AIM OF THE EXERCISE —
Scan the entries below for the word "reload" and copy every line where it turns up.

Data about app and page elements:
━━━━━━━━━━━━━━━━

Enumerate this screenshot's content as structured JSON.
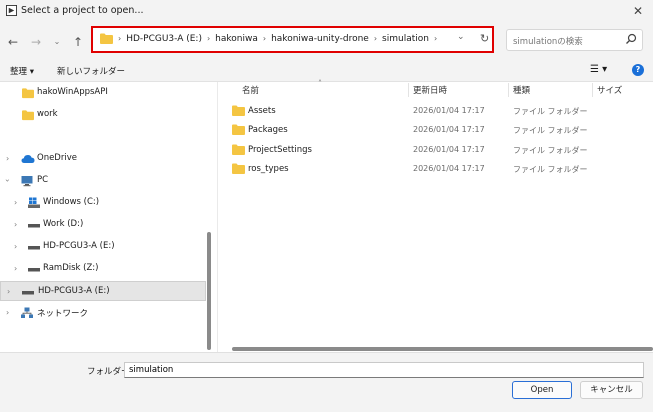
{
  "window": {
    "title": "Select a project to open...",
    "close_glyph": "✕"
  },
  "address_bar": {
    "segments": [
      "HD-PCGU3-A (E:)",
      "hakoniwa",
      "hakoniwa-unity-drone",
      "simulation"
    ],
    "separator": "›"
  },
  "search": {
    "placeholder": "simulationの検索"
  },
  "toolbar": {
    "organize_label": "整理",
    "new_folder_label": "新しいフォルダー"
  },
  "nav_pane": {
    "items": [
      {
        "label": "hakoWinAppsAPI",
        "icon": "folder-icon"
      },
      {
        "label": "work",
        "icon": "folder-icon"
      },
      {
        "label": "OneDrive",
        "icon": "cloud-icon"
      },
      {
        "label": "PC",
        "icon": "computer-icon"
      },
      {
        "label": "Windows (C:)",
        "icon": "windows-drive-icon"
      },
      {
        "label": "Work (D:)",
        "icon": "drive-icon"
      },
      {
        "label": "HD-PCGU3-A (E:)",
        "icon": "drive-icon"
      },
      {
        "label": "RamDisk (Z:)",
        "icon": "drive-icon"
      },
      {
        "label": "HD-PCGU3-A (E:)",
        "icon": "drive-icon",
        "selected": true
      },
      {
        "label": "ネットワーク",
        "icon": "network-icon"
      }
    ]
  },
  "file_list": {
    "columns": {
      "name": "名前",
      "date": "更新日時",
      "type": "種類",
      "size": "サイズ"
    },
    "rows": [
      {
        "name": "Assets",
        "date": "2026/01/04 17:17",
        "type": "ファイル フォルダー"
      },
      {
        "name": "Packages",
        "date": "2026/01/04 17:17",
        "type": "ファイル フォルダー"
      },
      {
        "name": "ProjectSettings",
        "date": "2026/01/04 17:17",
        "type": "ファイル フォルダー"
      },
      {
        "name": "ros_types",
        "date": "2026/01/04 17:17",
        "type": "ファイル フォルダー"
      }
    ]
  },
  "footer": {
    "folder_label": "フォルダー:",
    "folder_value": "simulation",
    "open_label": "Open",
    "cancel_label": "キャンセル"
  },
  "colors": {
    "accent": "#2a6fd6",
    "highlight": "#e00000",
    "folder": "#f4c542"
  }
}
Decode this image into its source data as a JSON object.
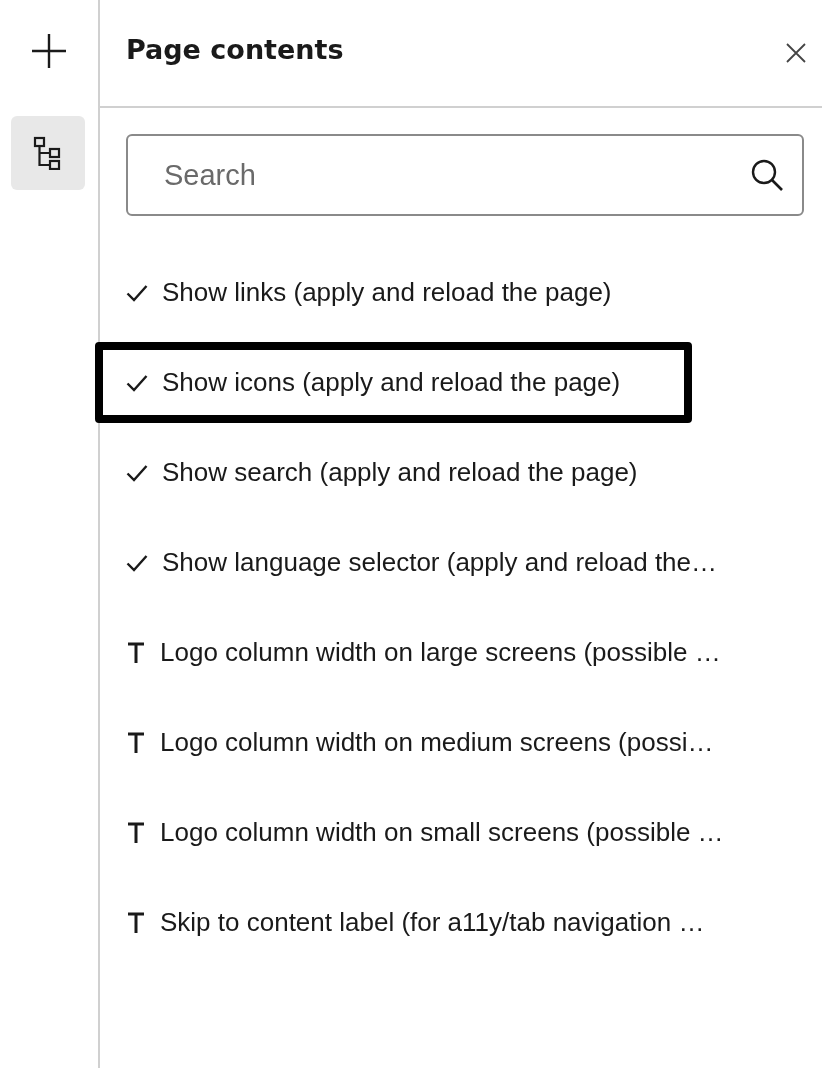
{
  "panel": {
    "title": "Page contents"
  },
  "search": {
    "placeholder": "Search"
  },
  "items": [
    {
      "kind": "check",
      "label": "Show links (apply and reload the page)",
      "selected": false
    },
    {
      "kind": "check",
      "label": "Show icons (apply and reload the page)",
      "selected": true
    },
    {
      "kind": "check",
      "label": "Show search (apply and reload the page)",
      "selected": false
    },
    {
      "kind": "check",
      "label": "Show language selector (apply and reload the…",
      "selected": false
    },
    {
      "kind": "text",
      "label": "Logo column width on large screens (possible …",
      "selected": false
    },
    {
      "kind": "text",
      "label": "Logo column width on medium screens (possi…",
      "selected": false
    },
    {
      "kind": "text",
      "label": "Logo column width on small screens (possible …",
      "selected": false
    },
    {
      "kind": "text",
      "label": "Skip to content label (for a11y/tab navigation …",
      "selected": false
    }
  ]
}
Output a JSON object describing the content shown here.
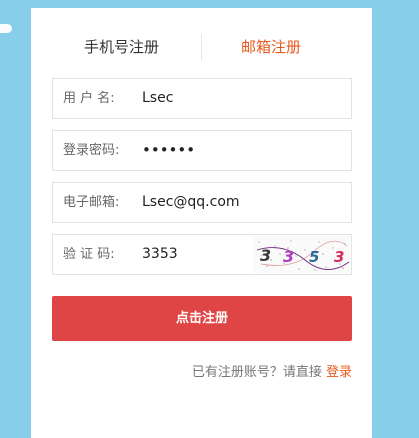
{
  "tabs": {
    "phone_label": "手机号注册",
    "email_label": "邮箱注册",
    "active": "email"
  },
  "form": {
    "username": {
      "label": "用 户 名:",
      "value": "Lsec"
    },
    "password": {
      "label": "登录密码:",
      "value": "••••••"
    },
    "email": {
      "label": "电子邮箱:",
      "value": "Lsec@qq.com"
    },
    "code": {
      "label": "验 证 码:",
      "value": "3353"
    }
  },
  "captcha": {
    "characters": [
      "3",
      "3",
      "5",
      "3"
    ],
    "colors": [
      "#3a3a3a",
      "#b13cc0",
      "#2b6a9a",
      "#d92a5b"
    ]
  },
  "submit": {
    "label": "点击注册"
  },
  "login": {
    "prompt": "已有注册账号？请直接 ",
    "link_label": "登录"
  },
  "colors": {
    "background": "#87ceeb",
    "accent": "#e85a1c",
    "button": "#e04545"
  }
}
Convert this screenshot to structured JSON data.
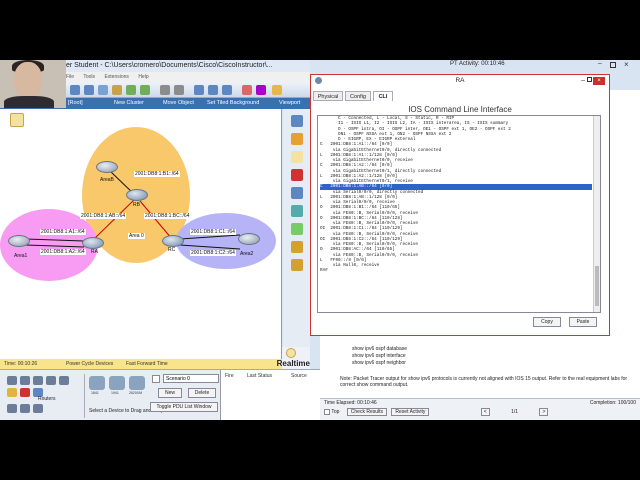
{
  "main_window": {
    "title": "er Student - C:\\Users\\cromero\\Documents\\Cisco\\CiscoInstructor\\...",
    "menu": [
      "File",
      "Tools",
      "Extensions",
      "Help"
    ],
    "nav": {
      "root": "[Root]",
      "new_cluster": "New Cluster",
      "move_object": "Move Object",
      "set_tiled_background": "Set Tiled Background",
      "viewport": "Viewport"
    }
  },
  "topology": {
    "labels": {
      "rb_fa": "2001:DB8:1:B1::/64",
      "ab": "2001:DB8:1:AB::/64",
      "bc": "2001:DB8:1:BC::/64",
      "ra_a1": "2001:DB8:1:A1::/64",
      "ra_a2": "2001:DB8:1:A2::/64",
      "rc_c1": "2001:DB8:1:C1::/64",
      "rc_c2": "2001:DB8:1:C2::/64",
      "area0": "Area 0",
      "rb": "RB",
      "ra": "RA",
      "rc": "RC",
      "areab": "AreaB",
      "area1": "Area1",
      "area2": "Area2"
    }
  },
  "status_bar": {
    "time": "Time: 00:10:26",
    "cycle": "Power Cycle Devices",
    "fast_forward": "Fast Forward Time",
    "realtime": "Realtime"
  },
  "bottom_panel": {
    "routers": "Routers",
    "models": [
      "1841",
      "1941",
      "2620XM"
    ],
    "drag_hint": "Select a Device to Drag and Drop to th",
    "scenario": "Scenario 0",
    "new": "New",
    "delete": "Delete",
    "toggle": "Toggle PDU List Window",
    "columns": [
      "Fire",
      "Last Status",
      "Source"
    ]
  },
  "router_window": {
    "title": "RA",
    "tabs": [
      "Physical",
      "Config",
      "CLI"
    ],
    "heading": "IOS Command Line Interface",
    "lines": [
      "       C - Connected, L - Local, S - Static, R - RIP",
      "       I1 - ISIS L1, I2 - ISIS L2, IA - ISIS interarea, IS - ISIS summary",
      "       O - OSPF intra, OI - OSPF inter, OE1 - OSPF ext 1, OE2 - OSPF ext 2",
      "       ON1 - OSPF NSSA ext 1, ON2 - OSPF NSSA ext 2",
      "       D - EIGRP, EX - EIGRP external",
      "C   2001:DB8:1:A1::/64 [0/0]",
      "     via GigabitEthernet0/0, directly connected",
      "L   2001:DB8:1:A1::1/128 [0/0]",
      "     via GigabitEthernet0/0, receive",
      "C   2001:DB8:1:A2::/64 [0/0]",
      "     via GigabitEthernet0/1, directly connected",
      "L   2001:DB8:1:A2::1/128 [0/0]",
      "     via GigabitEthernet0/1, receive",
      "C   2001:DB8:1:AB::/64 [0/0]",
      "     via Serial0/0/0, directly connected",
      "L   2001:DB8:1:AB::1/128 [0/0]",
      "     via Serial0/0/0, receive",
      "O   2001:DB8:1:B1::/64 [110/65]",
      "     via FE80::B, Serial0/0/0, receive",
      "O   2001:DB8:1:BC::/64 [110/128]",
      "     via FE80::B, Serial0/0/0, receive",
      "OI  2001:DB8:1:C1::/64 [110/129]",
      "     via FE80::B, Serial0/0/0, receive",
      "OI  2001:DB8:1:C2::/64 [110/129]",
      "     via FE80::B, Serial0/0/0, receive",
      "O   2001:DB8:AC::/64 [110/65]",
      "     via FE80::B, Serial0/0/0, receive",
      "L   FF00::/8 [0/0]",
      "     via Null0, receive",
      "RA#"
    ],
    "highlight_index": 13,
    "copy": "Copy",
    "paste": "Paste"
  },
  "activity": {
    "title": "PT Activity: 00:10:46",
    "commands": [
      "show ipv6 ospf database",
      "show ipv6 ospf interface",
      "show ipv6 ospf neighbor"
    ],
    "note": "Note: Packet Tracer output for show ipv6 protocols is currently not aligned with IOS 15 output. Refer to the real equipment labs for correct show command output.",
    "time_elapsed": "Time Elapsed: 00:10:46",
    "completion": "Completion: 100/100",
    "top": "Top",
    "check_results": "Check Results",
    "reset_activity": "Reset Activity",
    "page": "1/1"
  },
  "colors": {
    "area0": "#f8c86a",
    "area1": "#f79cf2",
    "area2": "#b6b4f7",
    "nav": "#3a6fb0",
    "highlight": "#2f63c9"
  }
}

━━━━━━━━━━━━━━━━

WRITTEN SOLUTION —
      "label": "Show links (apply and reload the page)",
      "label": "Show icons (apply and reload the page)",
      "label": "Show search (apply and reload the page)",
      "label": "Show language selector (apply and reload the…",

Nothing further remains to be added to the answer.